Here are some common mistakes we see on smartphone-optimized websites and how to avoid them.
Many videos are not playable on smartphone devices. This can be due to requiring software or device capabilities that smartphones do not support or due to licensing constraints. We recommend using HTML5 standard tags to include videos and avoid content in formats, such as Flash, that are not supported by all mobile devices.
Regardless, try your best to offer smartphone users the best experience possible to make sure that the videos are playable on as many devices as possible. Also consider having the transcript of the video available on all devices as that may better serve your smartphone users.
Many sites have dedicated smartphone-optimized pages and redirect smartphone users based on the user-agent. A common error is to redirect a user trying to access a URL on the desktop site to an irrelevant URL on the smartphone site.

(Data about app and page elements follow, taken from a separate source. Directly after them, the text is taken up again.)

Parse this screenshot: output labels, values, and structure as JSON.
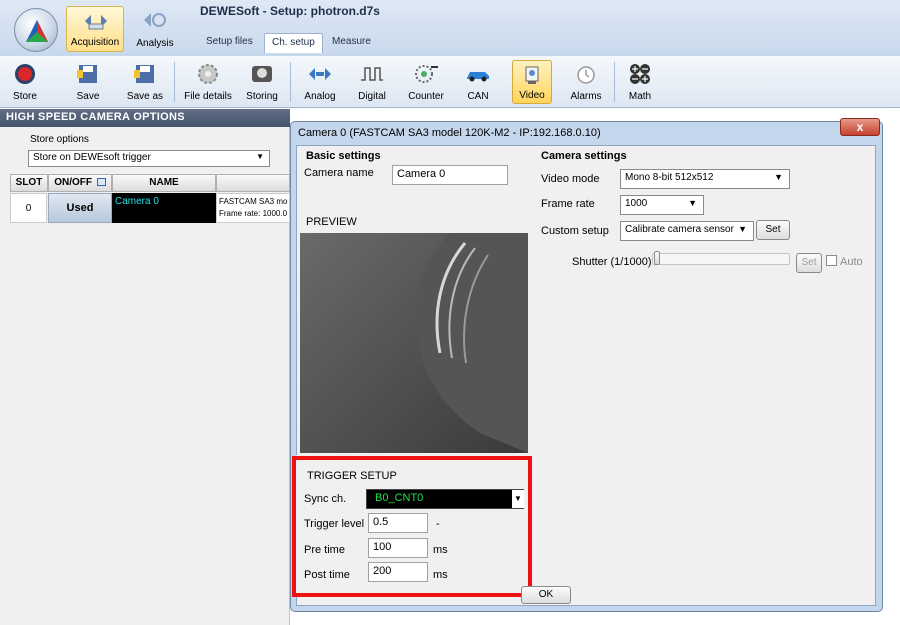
{
  "window": {
    "title": "DEWESoft - Setup: photron.d7s"
  },
  "modes": {
    "acquisition": "Acquisition",
    "analysis": "Analysis"
  },
  "ribbon_tabs": [
    "Setup files",
    "Ch. setup",
    "Measure"
  ],
  "ribbon": {
    "store": "Store",
    "save": "Save",
    "save_as": "Save as",
    "file_details": "File details",
    "storing": "Storing",
    "analog": "Analog",
    "digital": "Digital",
    "counter": "Counter",
    "can": "CAN",
    "video": "Video",
    "alarms": "Alarms",
    "math": "Math"
  },
  "left_panel": {
    "header": "HIGH SPEED CAMERA OPTIONS",
    "store_options_label": "Store options",
    "store_options_value": "Store on DEWEsoft trigger",
    "columns": [
      "SLOT",
      "ON/OFF",
      "NAME"
    ],
    "row": {
      "slot": "0",
      "status": "Used",
      "name": "Camera 0",
      "info_line1": "FASTCAM SA3 mo",
      "info_line2": "Frame rate: 1000.0"
    }
  },
  "dialog": {
    "title": "Camera  0 (FASTCAM SA3 model 120K-M2 - IP:192.168.0.10)",
    "close": "x",
    "basic_settings": "Basic settings",
    "camera_name_label": "Camera name",
    "camera_name_value": "Camera  0",
    "preview_label": "PREVIEW",
    "camera_settings": "Camera settings",
    "video_mode_label": "Video mode",
    "video_mode_value": "Mono 8-bit 512x512",
    "frame_rate_label": "Frame rate",
    "frame_rate_value": "1000",
    "custom_setup_label": "Custom setup",
    "custom_setup_value": "Calibrate camera sensor",
    "set_label": "Set",
    "shutter_label": "Shutter (1/1000)",
    "shutter_set": "Set",
    "auto_label": "Auto",
    "trigger_setup": "TRIGGER SETUP",
    "sync_label": "Sync ch.",
    "sync_value": "B0_CNT0",
    "trigger_level_label": "Trigger level",
    "trigger_level_value": "0.5",
    "trigger_level_unit": "-",
    "pre_time_label": "Pre time",
    "pre_time_value": "100",
    "post_time_label": "Post time",
    "post_time_value": "200",
    "time_unit": "ms",
    "ok": "OK"
  },
  "colors": {
    "highlight_frame": "#ee1111",
    "sync_text": "#1de34a",
    "camera_name_text": "#23e0e8"
  }
}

Some common examples:
•Your desktop site’s server is configured to redirect smartphone users to the smartphone site’s homepage, regardless of which URL they originally requested, even if the mobile site has the equivalent page to the redirecting desktop page.
•Desktop URLs with dynamically generated content and URL parameters that don’t map well to the equivalent mobile URL. For example, if a user is looking for a train timetable on a specific date on the desktop site and gets redirected to the general timetable search page on the smartphone-optimized site instead of the actual search.

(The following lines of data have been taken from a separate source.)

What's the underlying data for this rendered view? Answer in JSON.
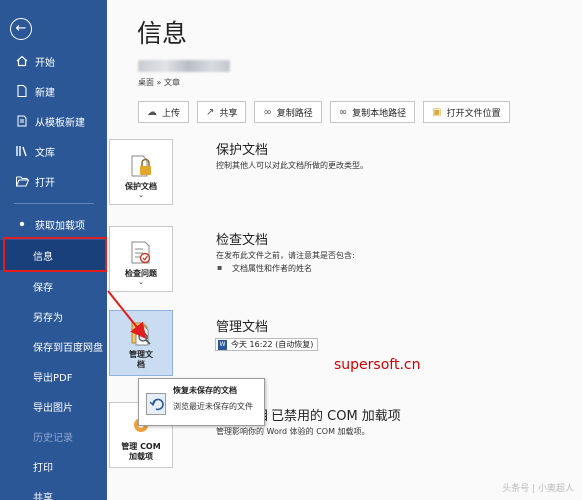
{
  "sidebar": {
    "back_icon": "back-arrow-icon",
    "items": [
      {
        "label": "开始",
        "icon": "home-icon"
      },
      {
        "label": "新建",
        "icon": "new-doc-icon"
      },
      {
        "label": "从模板新建",
        "icon": "template-icon"
      },
      {
        "label": "文库",
        "icon": "library-icon"
      },
      {
        "label": "打开",
        "icon": "folder-open-icon"
      },
      {
        "label": "获取加载项",
        "icon": "dot-icon"
      },
      {
        "label": "信息"
      },
      {
        "label": "保存"
      },
      {
        "label": "另存为"
      },
      {
        "label": "保存到百度网盘"
      },
      {
        "label": "导出PDF"
      },
      {
        "label": "导出图片"
      },
      {
        "label": "历史记录"
      },
      {
        "label": "打印"
      },
      {
        "label": "共享"
      }
    ],
    "accent": "#2b5797",
    "highlight_color": "#e21d1d"
  },
  "main": {
    "title": "信息",
    "path": "桌面 » 文章",
    "toolbar": [
      {
        "label": "上传",
        "icon": "upload-icon"
      },
      {
        "label": "共享",
        "icon": "share-icon"
      },
      {
        "label": "复制路径",
        "icon": "link-icon"
      },
      {
        "label": "复制本地路径",
        "icon": "link-icon"
      },
      {
        "label": "打开文件位置",
        "icon": "folder-icon"
      }
    ],
    "protect": {
      "tile_label": "保护文档",
      "title": "保护文档",
      "desc": "控制其他人可以对此文档所做的更改类型。"
    },
    "inspect": {
      "tile_label": "检查问题",
      "title": "检查文档",
      "desc": "在发布此文件之前，请注意其是否包含:",
      "bullet": "文档属性和作者的姓名"
    },
    "manage": {
      "tile_label_1": "管理文",
      "tile_label_2": "档",
      "title": "管理文档",
      "version": "今天 16:22 (自动恢复)"
    },
    "popup": {
      "title": "恢复未保存的文档",
      "desc": "浏览最近未保存的文件"
    },
    "com": {
      "tile_label_1": "管理 COM",
      "tile_label_2": "加载项",
      "title": "已禁用的 COM 加载项",
      "title_prefix": "目",
      "desc": "管理影响你的 Word 体验的 COM 加载项。"
    },
    "watermark": "supersoft.cn",
    "credit": "头条号 | 小奥超人"
  }
}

We recommend that you configure the redirection correctly if you do have an equivalent smartphone URL so that users end up on the page they were looking for.

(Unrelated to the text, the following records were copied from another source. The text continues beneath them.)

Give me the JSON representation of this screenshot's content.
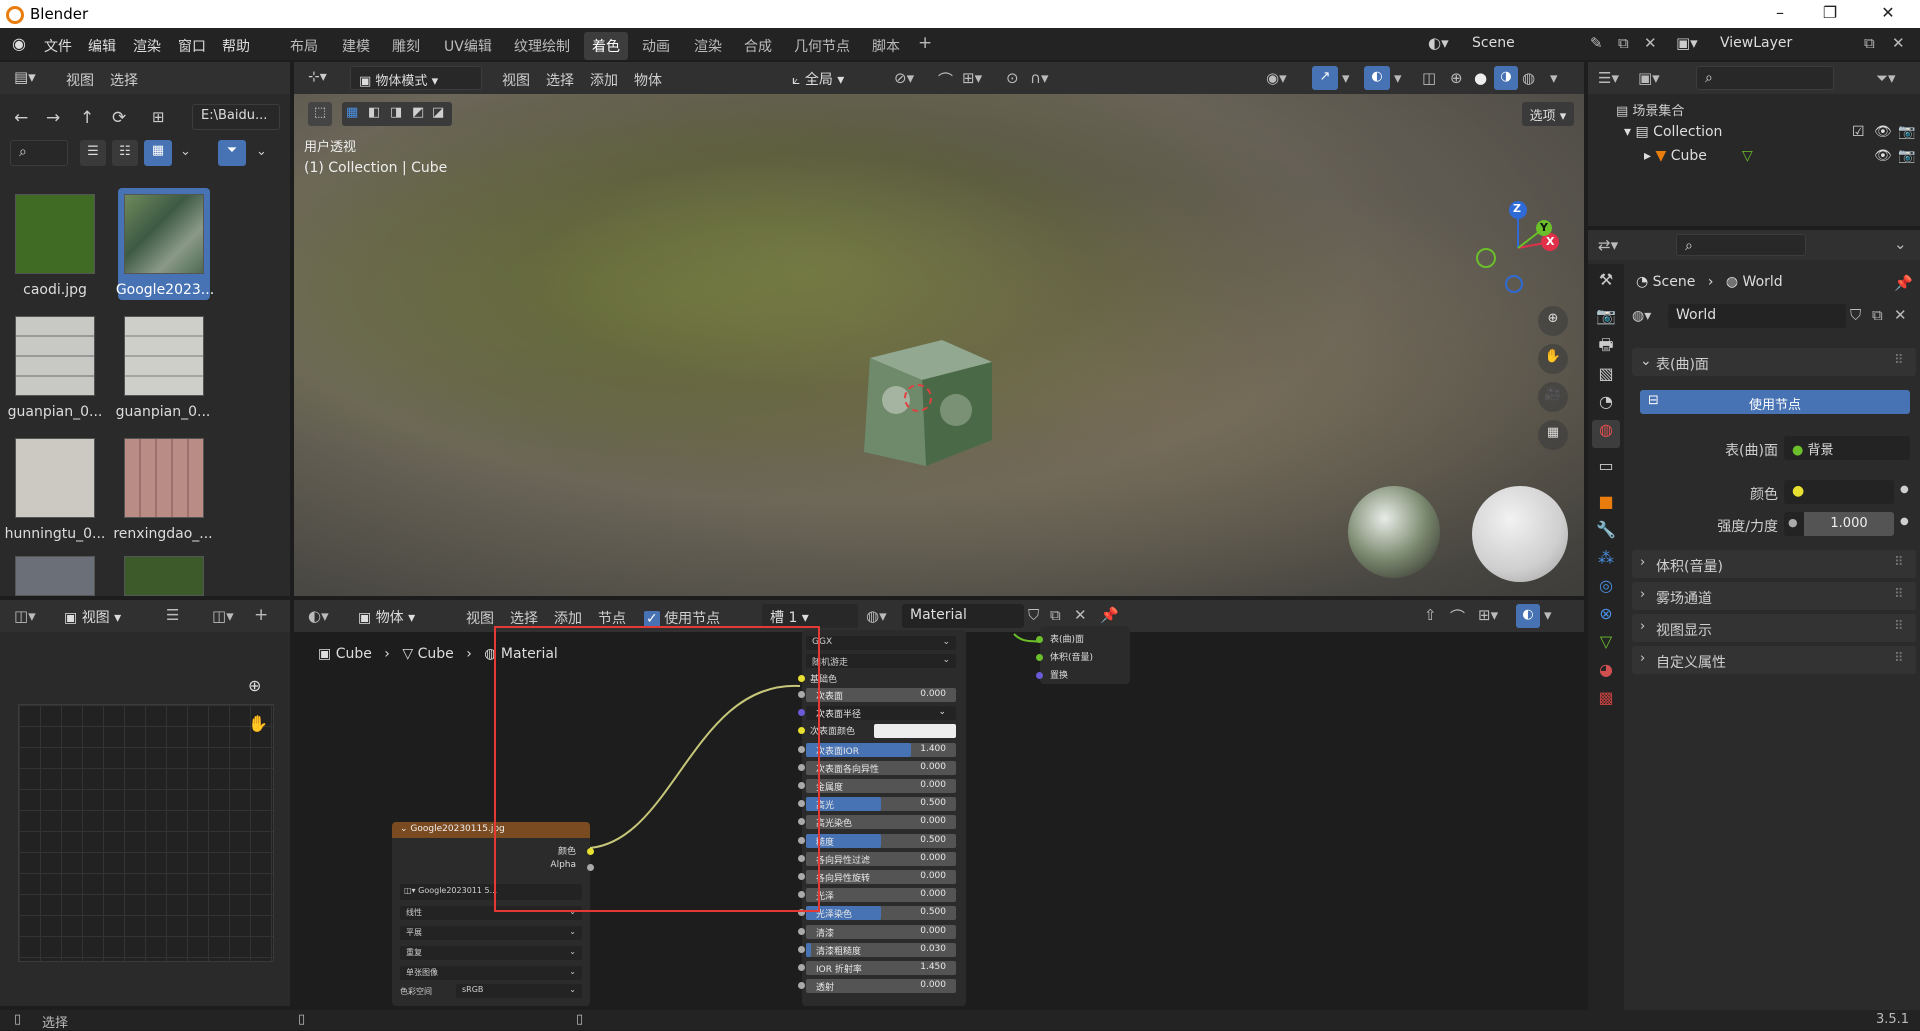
{
  "window": {
    "title": "Blender",
    "min": "–",
    "max": "❐",
    "close": "✕"
  },
  "menu": [
    "文件",
    "编辑",
    "渲染",
    "窗口",
    "帮助"
  ],
  "workspaces": [
    "布局",
    "建模",
    "雕刻",
    "UV编辑",
    "纹理绘制",
    "着色",
    "动画",
    "渲染",
    "合成",
    "几何节点",
    "脚本",
    "+"
  ],
  "active_workspace": 5,
  "scene_field": "Scene",
  "viewlayer_field": "ViewLayer",
  "file_browser": {
    "view": "视图",
    "select": "选择",
    "path": "E:\\Baidu...",
    "items": [
      {
        "name": "caodi.jpg",
        "color": "#3f6b25"
      },
      {
        "name": "Google2023...",
        "color": "#4e6a52"
      },
      {
        "name": "guanpian_0...",
        "color": "#c8c8c4"
      },
      {
        "name": "guanpian_0...",
        "color": "#cfcfca"
      },
      {
        "name": "hunningtu_0...",
        "color": "#cbc9c2"
      },
      {
        "name": "renxingdao_...",
        "color": "#b98c85"
      }
    ]
  },
  "viewport": {
    "mode": "物体模式",
    "menus": [
      "视图",
      "选择",
      "添加",
      "物体"
    ],
    "orientation": "全局",
    "options": "选项",
    "overlay_title": "用户透视",
    "overlay_sub": "(1) Collection | Cube",
    "gizmo": {
      "x": "X",
      "y": "Y",
      "z": "Z"
    }
  },
  "outliner": {
    "root": "场景集合",
    "collection": "Collection",
    "object": "Cube"
  },
  "properties": {
    "scene": "Scene",
    "world_crumb": "World",
    "world_field": "World",
    "surface_panel": "表(曲)面",
    "use_nodes": "使用节点",
    "surface_label": "表(曲)面",
    "surface_value": "背景",
    "color_label": "颜色",
    "strength_label": "强度/力度",
    "strength_value": "1.000",
    "panels": [
      "体积(音量)",
      "雾场通道",
      "视图显示",
      "自定义属性"
    ]
  },
  "image_editor": {
    "view": "视图"
  },
  "node_editor": {
    "object": "物体",
    "menus": [
      "视图",
      "选择",
      "添加",
      "节点"
    ],
    "use_nodes": "使用节点",
    "slot": "槽 1",
    "material": "Material",
    "breadcrumb": [
      "Cube",
      "Cube",
      "Material"
    ],
    "image_node": {
      "title": "Google20230115.jpg",
      "out_color": "颜色",
      "out_alpha": "Alpha",
      "image_field": "Google2023011 5...",
      "rows": [
        "线性",
        "平展",
        "重复",
        "单张图像"
      ],
      "colorspace_label": "色彩空间",
      "colorspace_value": "sRGB"
    },
    "bsdf": {
      "dist": "GGX",
      "sss_method": "随机游走",
      "base_color": "基础色",
      "rows": [
        {
          "label": "次表面",
          "value": "0.000",
          "fill": 0
        },
        {
          "label": "次表面半径",
          "value": "",
          "fill": 0,
          "dropdown": true
        },
        {
          "label": "次表面颜色",
          "value": "",
          "fill": 0,
          "color": true
        },
        {
          "label": "次表面IOR",
          "value": "1.400",
          "fill": 0.7
        },
        {
          "label": "次表面各向异性",
          "value": "0.000",
          "fill": 0
        },
        {
          "label": "金属度",
          "value": "0.000",
          "fill": 0
        },
        {
          "label": "高光",
          "value": "0.500",
          "fill": 0.5
        },
        {
          "label": "高光染色",
          "value": "0.000",
          "fill": 0
        },
        {
          "label": "糙度",
          "value": "0.500",
          "fill": 0.5
        },
        {
          "label": "各向异性过滤",
          "value": "0.000",
          "fill": 0
        },
        {
          "label": "各向异性旋转",
          "value": "0.000",
          "fill": 0
        },
        {
          "label": "光泽",
          "value": "0.000",
          "fill": 0
        },
        {
          "label": "光泽染色",
          "value": "0.500",
          "fill": 0.5
        },
        {
          "label": "清漆",
          "value": "0.000",
          "fill": 0
        },
        {
          "label": "清漆粗糙度",
          "value": "0.030",
          "fill": 0.03
        },
        {
          "label": "IOR 折射率",
          "value": "1.450",
          "fill": 0
        },
        {
          "label": "透射",
          "value": "0.000",
          "fill": 0
        }
      ]
    },
    "output_node": [
      "表(曲)面",
      "体积(音量)",
      "置换"
    ]
  },
  "status": {
    "left": "选择",
    "version": "3.5.1"
  },
  "colors": {
    "accent": "#4772b3",
    "highlight": "#e53935"
  }
}
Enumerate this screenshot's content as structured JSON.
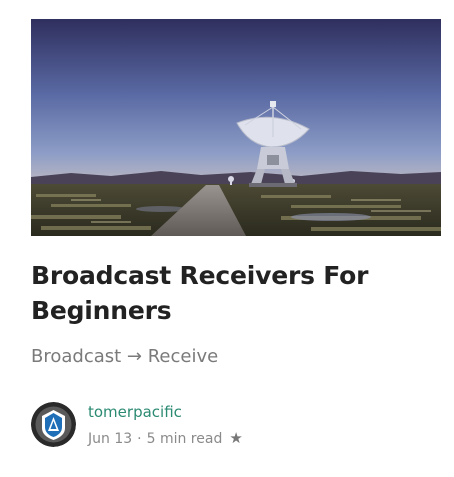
{
  "post": {
    "title": "Broadcast Receivers For Beginners",
    "subtitle": "Broadcast → Receive",
    "author": "tomerpacific",
    "date": "Jun 13",
    "separator": "·",
    "read_time": "5 min read",
    "bookmark_icon": "star-icon"
  },
  "colors": {
    "title": "#222222",
    "subtitle": "#7a7a7a",
    "author": "#2b8a72",
    "meta": "#8a8a8a"
  }
}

•Redirecting some mobile devices but not others. For example, a site may redirect only Android users to the mobile site and not redirect iPhone or Windows Phone users.
Some sites serve content to desktop users accessing a URL but show an error page to smartphone users.
To ensure the best user experience:
•If you recognize a user is visiting a desktop page from a mobile device and you have an equivalent smartphone-friendly page at a different URL, redirect them to that URL instead of serving a 404 or a soft 404 page. Also make sure that the smartphone-friendly page itself is not an error page.
•If your content is not available in a smartphone-friendly format, serve the desktop page instead. Showing the content the user was looking for is a much better experience than showing an error page.
App download interstitials
Many webmasters promote their site’s apps to their web visitors. There are many implementations to do this, some of which may cause indexing issues of smartphone-optimized content and others that may be too disruptive to the visitor’s usage of the site.
Based on these various considerations, we recommend using a simple banner to promote your app inline with the page’s content. This banner can be implemented using:
•The native browser and operating system support such as Smart App Banners for Safari on iOS6.
•An HTML image, similar to a typical small advert, that links to the correct app store for download.
A common practice when a website serves users on separate smartphone-optimized URLs is to have links to the desktop-optimized version, and likewise a link from the desktop page to the smartphone page. A common error is to have link point to an irrelevant page such as having the smartphone pages link to the desktop site’s homepage.
If you add such links be sure sure that the links point to the correct equivalent page.
Optimizing a page’s loading time on smartphones is particularly important given the characteristics of mobile data networks smartphones are connected to. Here are some starting points:
- Make your mobile pages render in under one second
- Make the mobile web faster
- Optimize for mobile
- Use Google PageSpeed Insights to analyze page loading issues for your site